Exercise prompt: Pictures stay out; everything else in the records below is copied exactly.
———
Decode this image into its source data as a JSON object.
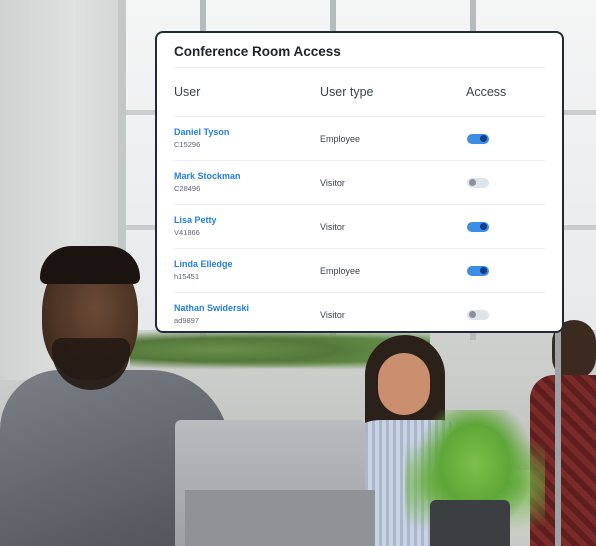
{
  "card": {
    "title": "Conference Room Access",
    "columns": {
      "user": "User",
      "user_type": "User type",
      "access": "Access"
    },
    "rows": [
      {
        "name": "Daniel Tyson",
        "id": "C15296",
        "type": "Employee",
        "access": true
      },
      {
        "name": "Mark Stockman",
        "id": "C28496",
        "type": "Visitor",
        "access": false
      },
      {
        "name": "Lisa Petty",
        "id": "V41866",
        "type": "Visitor",
        "access": true
      },
      {
        "name": "Linda Elledge",
        "id": "h15451",
        "type": "Employee",
        "access": true
      },
      {
        "name": "Nathan Swiderski",
        "id": "ad9897",
        "type": "Visitor",
        "access": false
      }
    ]
  },
  "colors": {
    "accent": "#2280e2",
    "toggle_on": "#3b8de6",
    "toggle_off": "#dfe3ea",
    "card_border": "#1f2a3c"
  }
}
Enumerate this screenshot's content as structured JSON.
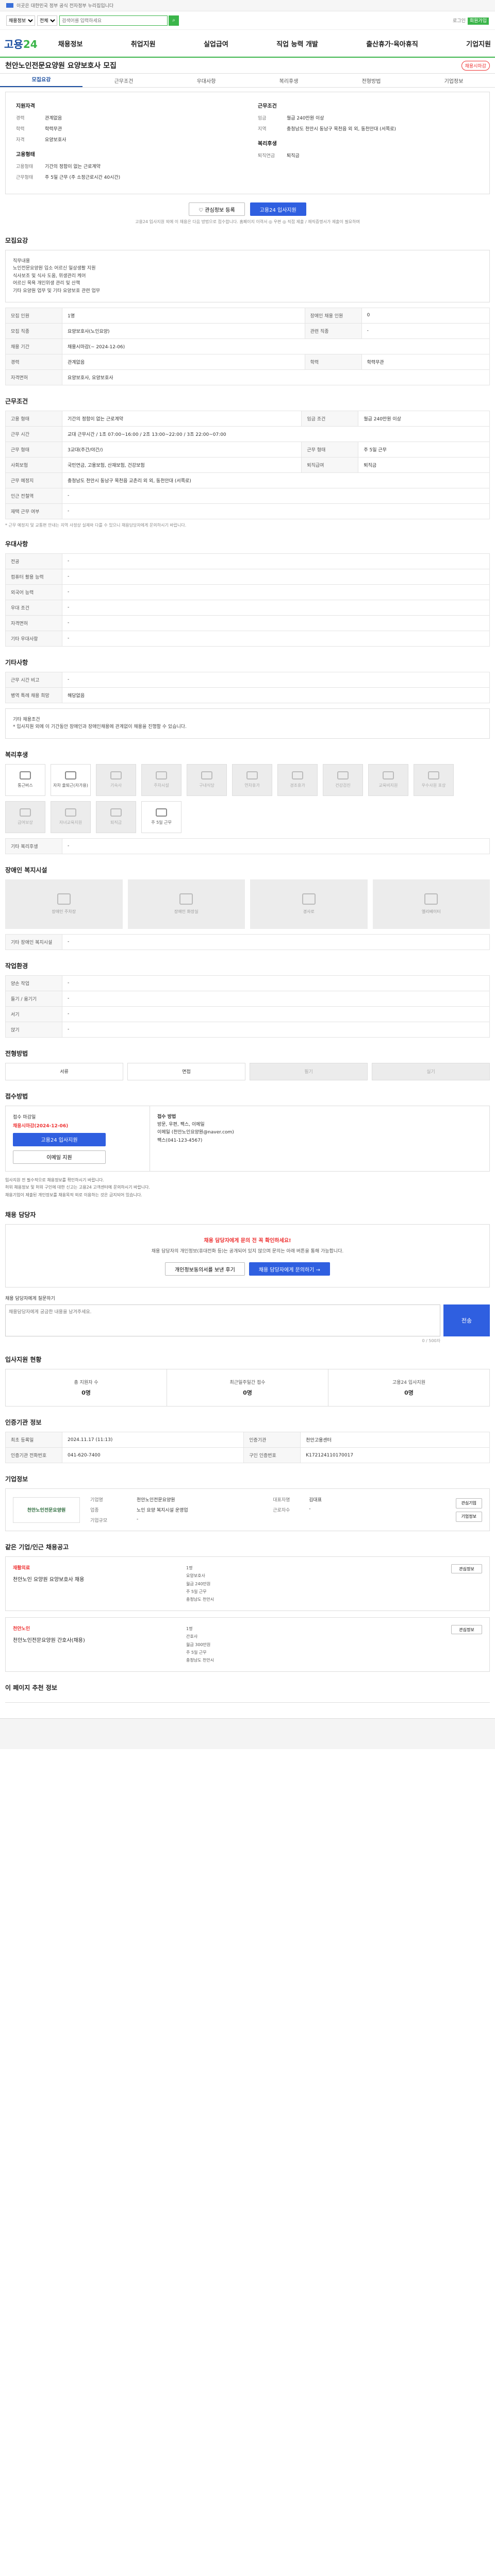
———
Answer area:
Decode this image into its source data as a JSON object.
{
  "card": {
    "title": "Conference Room Access",
    "columns": {
      "user": "User",
      "user_type": "User type",
      "access": "Access"
    },
    "rows": [
      {
        "name": "Daniel Tyson",
        "id": "C15296",
        "type": "Employee",
        "access": true
      },
      {
        "name": "Mark Stockman",
        "id": "C28496",
        "type": "Visitor",
        "access": false
      },
      {
        "name": "Lisa Petty",
        "id": "V41866",
        "type": "Visitor",
        "access": true
      },
      {
        "name": "Linda Elledge",
        "id": "h15451",
        "type": "Employee",
        "access": true
      },
      {
        "name": "Nathan Swiderski",
        "id": "ad9897",
        "type": "Visitor",
        "access": false
      }
    ]
  },
  "colors": {
    "accent": "#2280e2",
    "toggle_on": "#3b8de6",
    "toggle_off": "#dfe3ea",
    "card_border": "#1f2a3c"
  }
}
Enumerate this screenshot's content as structured JSON.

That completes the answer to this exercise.